|CHUCK HUMEL / CHRONICLE
|Mayor Bill Grace says work will be required over the winter to refurbish the East Falls Riverwalk.|
Grace said he doesn`t know how much the repairs will cost yet, but figures it might be in the $25,000 range. He expects to know more in about a month.
The city completed the $600,000 Riverwalk project in 2003, using grant money to build the platforms, walkways and stairs that form the observation area over the East Falls of the Black River in Cascade Park. The railings were an upgrade from the wooden railings that were planned when the project came in under budget.
Councilman Garry Gibbs, R-3rd Ward, said he was surprised to learn that what was supposed to be the crown jewel of the city`s park system is already in need of a major repair job.
“I don`t know if that`s currently a priority we should be spending dollars on,” he said.

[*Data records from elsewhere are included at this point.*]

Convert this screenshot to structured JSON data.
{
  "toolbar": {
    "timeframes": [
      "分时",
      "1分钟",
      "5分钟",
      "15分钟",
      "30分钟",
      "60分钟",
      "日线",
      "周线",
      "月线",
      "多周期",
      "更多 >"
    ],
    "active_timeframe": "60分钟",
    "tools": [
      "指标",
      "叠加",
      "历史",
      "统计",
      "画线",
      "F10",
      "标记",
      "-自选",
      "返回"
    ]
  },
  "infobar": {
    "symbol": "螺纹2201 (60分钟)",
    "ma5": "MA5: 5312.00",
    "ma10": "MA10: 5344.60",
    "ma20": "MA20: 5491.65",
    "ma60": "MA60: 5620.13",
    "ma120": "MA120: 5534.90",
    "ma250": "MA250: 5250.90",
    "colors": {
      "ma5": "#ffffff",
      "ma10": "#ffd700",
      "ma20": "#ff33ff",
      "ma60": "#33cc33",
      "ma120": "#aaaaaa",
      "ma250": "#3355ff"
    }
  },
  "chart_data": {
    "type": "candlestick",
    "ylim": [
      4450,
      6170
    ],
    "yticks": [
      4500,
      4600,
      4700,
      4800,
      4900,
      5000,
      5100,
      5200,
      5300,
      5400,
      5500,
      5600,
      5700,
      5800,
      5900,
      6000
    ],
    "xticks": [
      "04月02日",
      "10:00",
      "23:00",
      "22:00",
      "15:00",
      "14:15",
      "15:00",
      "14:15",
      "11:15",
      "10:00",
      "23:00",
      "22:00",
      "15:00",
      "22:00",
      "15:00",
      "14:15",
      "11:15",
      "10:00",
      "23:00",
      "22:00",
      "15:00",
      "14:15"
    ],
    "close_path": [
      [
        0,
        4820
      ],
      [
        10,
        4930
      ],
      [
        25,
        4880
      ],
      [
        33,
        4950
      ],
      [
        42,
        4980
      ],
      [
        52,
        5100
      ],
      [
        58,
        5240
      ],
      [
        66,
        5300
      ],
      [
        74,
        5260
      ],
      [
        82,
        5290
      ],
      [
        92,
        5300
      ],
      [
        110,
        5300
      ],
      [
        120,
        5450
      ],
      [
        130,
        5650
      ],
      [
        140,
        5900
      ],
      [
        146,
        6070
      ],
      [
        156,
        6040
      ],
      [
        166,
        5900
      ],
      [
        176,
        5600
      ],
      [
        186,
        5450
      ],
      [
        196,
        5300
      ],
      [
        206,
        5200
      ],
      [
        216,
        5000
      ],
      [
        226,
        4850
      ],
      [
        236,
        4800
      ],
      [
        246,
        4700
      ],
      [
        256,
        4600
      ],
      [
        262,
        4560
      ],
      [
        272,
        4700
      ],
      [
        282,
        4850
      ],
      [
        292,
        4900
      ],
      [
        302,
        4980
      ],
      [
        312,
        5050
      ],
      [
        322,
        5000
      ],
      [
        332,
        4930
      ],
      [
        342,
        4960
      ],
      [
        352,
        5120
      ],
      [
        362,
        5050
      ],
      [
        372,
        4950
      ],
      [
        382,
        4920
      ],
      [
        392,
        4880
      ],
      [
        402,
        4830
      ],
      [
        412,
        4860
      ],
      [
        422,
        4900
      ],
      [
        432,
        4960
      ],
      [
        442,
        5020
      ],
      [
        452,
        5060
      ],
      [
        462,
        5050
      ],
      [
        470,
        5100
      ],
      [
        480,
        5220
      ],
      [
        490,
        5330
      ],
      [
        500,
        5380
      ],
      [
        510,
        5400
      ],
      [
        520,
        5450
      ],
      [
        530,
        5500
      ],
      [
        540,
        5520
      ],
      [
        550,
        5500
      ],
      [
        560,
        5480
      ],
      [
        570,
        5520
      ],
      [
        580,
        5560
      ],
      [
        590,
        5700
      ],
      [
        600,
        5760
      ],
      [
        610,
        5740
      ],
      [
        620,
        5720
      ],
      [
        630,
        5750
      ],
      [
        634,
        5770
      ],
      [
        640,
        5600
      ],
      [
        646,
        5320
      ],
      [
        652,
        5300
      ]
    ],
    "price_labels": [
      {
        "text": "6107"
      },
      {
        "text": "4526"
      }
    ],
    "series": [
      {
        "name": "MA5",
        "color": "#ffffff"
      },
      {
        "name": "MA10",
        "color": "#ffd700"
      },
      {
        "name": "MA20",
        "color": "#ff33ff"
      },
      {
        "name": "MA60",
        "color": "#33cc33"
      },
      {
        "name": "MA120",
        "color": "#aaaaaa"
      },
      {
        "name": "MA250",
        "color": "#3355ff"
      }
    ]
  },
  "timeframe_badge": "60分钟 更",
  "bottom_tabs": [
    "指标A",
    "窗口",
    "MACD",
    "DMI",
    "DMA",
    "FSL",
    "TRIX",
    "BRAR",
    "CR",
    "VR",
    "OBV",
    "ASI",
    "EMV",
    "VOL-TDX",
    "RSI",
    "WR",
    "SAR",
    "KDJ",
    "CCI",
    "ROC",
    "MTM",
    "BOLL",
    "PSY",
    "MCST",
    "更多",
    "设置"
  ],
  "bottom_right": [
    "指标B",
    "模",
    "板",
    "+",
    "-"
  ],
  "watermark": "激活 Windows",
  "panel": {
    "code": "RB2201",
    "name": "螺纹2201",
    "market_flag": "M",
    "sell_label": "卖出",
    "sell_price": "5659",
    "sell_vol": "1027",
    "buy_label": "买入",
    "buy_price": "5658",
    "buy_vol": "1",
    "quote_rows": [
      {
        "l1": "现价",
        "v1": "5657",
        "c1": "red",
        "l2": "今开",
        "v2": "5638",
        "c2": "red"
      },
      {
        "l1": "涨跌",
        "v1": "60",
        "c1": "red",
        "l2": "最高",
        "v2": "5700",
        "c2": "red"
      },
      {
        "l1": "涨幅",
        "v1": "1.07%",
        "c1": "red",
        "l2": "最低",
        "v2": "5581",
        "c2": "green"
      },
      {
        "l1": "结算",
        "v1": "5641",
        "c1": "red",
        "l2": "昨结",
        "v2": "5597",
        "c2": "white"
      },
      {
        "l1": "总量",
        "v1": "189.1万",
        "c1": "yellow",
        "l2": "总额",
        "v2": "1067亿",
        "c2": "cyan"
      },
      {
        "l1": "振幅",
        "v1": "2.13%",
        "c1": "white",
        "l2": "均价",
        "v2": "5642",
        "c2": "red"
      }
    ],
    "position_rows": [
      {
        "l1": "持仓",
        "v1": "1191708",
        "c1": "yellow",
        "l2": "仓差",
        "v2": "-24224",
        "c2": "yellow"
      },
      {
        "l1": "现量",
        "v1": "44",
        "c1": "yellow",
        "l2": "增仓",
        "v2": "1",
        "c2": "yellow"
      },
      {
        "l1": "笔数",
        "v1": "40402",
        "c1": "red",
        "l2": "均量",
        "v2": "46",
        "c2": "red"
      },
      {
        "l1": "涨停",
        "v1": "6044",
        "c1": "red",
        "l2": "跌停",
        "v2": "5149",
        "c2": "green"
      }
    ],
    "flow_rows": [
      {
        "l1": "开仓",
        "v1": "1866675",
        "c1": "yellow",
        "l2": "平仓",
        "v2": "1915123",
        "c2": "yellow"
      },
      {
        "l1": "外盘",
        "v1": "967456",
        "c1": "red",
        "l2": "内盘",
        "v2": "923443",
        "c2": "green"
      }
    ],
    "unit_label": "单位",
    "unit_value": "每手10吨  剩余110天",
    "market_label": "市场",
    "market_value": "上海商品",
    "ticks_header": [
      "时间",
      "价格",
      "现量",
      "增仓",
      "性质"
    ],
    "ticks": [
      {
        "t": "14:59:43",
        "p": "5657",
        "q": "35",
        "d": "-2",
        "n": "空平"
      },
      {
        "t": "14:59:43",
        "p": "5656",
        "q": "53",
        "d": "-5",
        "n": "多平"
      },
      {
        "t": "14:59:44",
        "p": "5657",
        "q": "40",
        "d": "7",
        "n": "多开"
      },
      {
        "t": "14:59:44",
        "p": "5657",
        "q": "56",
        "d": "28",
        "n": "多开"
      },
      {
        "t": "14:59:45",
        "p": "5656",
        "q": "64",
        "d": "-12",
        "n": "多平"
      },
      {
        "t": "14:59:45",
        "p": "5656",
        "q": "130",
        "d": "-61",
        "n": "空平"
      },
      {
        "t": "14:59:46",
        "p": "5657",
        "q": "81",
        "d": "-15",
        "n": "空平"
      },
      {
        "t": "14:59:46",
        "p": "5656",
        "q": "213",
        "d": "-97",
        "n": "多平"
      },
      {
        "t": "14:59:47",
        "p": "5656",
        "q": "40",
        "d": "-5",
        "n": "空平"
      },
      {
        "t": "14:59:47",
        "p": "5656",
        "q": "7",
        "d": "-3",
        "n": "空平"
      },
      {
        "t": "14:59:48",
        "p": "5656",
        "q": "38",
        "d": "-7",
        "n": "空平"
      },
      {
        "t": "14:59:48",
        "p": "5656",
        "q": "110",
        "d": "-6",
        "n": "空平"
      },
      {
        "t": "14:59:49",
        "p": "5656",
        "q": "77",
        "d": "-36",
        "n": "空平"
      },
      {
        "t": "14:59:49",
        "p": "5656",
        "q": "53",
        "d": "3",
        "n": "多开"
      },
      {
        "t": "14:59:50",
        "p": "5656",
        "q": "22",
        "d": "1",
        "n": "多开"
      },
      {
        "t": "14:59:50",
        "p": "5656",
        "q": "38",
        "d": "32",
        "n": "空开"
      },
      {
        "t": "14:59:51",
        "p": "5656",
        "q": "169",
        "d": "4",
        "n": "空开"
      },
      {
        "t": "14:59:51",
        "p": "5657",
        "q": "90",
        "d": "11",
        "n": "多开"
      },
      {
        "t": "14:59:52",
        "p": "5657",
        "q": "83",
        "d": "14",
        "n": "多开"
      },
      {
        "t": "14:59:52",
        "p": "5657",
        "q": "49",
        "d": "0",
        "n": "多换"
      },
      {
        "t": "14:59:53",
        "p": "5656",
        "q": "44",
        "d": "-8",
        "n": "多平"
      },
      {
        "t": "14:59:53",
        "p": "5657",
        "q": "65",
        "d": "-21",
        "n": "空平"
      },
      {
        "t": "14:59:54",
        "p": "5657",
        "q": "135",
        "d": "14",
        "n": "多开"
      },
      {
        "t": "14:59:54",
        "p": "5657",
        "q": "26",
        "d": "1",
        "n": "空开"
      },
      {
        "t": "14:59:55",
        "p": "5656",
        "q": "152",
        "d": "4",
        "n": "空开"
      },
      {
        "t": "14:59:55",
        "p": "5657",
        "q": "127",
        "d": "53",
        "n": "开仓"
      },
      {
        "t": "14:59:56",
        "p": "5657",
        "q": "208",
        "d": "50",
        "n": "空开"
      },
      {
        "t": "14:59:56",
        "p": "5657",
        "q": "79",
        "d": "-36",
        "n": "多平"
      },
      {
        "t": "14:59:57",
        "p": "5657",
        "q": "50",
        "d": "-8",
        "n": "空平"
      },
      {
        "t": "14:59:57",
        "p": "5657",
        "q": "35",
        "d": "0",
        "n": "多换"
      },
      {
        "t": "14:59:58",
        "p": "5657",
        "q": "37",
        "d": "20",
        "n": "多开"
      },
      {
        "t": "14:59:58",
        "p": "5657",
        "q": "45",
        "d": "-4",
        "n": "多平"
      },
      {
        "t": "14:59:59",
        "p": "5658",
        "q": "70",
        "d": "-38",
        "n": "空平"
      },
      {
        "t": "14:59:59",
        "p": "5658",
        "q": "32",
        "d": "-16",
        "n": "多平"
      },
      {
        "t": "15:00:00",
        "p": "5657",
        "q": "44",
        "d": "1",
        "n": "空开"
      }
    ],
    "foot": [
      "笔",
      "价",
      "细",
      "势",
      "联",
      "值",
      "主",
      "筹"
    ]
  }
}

Grace said he is looking into whether the contractor who built the guardrail – Lamplight Industries out of Lorain – gave the city a guarantee on the guardrail that could cover the cost of the repairs.
“I`m not sure we got the best workmanship,” he said.
Grace downplayed the problem, saying it would be dealt with over the winter and anything that wasn`t fixed this winter would be handled in the spring. When the railing is taken down, Grace said the city will take the necessary measures to ensure it remains safe, but he wasn`t certain what those would be yet.
“It`s not that big a deal,” he said.
Any outdoor structure is going to need refurbishing, Grace said.
“Things require maintenance,” he said. “We just have to go through the first round of maintenance earlier than we`d thought.”
Grace had high hopes for the project, which he said could eventually include permanent park buildings, a restaurant and other amenities.
But so far, the Riverwalk remains a parking lot behind the Elyria Police Station and the walkway. Not what the mayor promised when he used federal grant money that might have been spent on improvements elsewhere in the city, Gibbs said.
“Was it dollars well-spent? Right now, probably not,” Gibbs said.